Dataset rows for apps and sites:

= Beginning of Section =

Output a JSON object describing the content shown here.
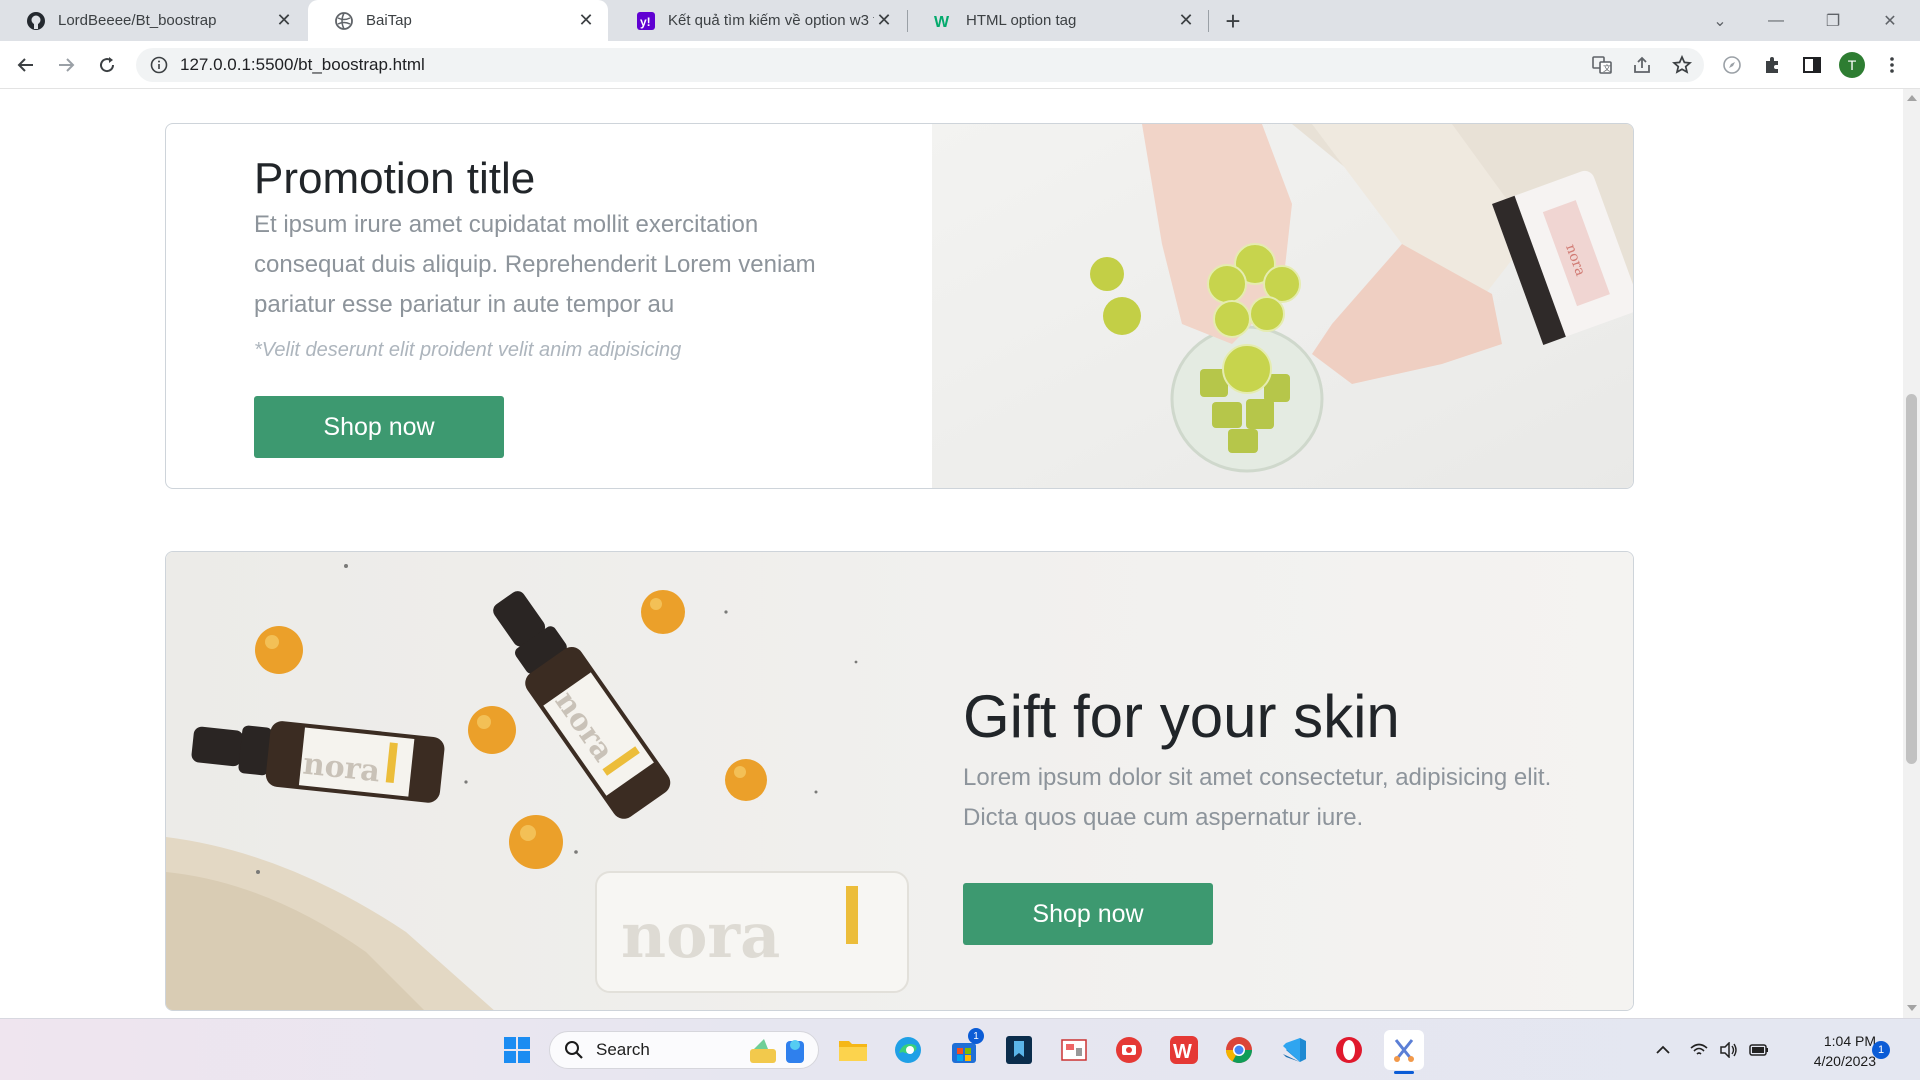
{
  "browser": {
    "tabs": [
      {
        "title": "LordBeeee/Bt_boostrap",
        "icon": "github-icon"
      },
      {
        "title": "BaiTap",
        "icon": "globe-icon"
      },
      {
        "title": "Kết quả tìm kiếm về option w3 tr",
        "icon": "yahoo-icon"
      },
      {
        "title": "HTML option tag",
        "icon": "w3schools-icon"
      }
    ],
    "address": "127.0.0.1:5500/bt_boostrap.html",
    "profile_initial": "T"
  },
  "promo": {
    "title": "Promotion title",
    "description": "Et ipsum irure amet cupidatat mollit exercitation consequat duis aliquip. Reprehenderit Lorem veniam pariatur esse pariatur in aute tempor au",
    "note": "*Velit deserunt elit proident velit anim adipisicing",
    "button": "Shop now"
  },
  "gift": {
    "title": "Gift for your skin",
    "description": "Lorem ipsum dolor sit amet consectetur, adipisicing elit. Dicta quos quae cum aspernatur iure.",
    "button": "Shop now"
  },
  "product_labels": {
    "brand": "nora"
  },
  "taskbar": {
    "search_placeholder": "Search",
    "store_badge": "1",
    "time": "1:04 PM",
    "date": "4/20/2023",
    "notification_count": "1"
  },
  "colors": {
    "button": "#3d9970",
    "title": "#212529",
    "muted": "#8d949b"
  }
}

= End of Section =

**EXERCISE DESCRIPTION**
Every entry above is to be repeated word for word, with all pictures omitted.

**TASK RESULT**
Output a JSON object describing the content shown here.
{
  "browser": {
    "tabs": [
      {
        "title": "LordBeeee/Bt_boostrap",
        "icon": "github-icon"
      },
      {
        "title": "BaiTap",
        "icon": "globe-icon"
      },
      {
        "title": "Kết quả tìm kiếm về option w3 tr",
        "icon": "yahoo-icon"
      },
      {
        "title": "HTML option tag",
        "icon": "w3schools-icon"
      }
    ],
    "address": "127.0.0.1:5500/bt_boostrap.html",
    "profile_initial": "T"
  },
  "promo": {
    "title": "Promotion title",
    "description": "Et ipsum irure amet cupidatat mollit exercitation consequat duis aliquip. Reprehenderit Lorem veniam pariatur esse pariatur in aute tempor au",
    "note": "*Velit deserunt elit proident velit anim adipisicing",
    "button": "Shop now"
  },
  "gift": {
    "title": "Gift for your skin",
    "description": "Lorem ipsum dolor sit amet consectetur, adipisicing elit. Dicta quos quae cum aspernatur iure.",
    "button": "Shop now"
  },
  "product_labels": {
    "brand": "nora"
  },
  "taskbar": {
    "search_placeholder": "Search",
    "store_badge": "1",
    "time": "1:04 PM",
    "date": "4/20/2023",
    "notification_count": "1"
  },
  "colors": {
    "button": "#3d9970",
    "title": "#212529",
    "muted": "#8d949b"
  }
}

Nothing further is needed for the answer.